Shortly before performing his song "I Can Set You Free" for a NewsHouse camera crew, Mike McKay asked if he could take off his shoes.
“I never play with shoes on,” he said. “My fans would know something is weird if I did.”
Barefoot and smiling, McKay and bandmates Dan Deming and Justin Costello launched into song.
McKay and his band, The Mike McKay Band, are preparing for the release of their debut album, Fortress, on Tuesday, Feb. 21. The EP features five songs written by McKay and produced by local sound engineer, Mike Roberts. On Saturday, Feb. 18, the band will host a release party at the Red House Arts Center, offering listeners a sneak peek at the new material.
McKay’s prior studio efforts have been primarily solo endeavors. It wasn’t until last summer that he officially teamed up with Brad Moehringer (percussion), Dam Deming (guitar), Brandon Morse (drums), Justin Costello (guitar, piano) and Brian Cooney (bass) to form The Mike McKay Band.
McKay got his start about four years ago, playing guitar in coffee shops and open mikes in and around his hometown, Baldwinsville, N.Y. He recently gave up a two-year career as a competitive fisherman on the Bass Pro Tour and was looking for a new outlet. “I’ve always wanted my work to be something I love doing,” he said.

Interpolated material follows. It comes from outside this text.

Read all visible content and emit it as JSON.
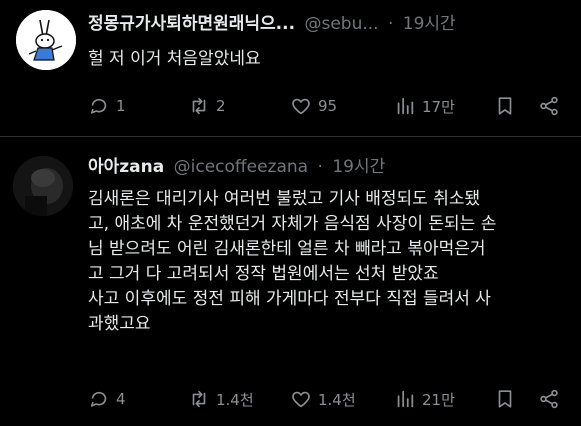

McKay’s music hasn’t allowed him to quit his day job at a moving company he owns yet, but like many musicians, he has high hopes. “Our shows draw bigger and bigger audiences every month,” he said, referring to the band’s monthly gig at Sharkey’s Eclectic Sports Lounge in Liverpool, N.Y. “Last month, you couldn’t even walk through the place,” McKay said.
Prior to the band’s formation, McKay toured the East Coast as a solo act. While living in his Jeep (or on strangers' sofas), McKay wrote a few of the songs featured in the new album. “I wrote ‘Imaginary Stop Signs’ in Nashville while sleeping in my Jeep,” he said. It wasn’t the first time a song spontaneously sprang into McKay’s mind.
He wrote "I Can Set You Free" while sitting in a back room at Lock 24 Restaurant in Baldwinsville, N.Y. “It just came to me,” he said. “So I started scribbling the words frantically on the back of a place mat.” That place mat, he said, now rests in a safety deposit box belonging to his mother. She has no plans of giving it back.
The majority of McKay’s songs are inspired by love. Or, more accurately, a lack thereof. He channels young love and heartache into the new album, often fusing references to his own experiences or historical events. In the single “A Million Things,” released last November, he cites the Civil War, the moon landing, the Titanic, and Pearl Harbor.
The singer/songwriter hopes the new EP will introduce his band to a much wider audience. After all, he said, every songwriter just wants his music to be heard.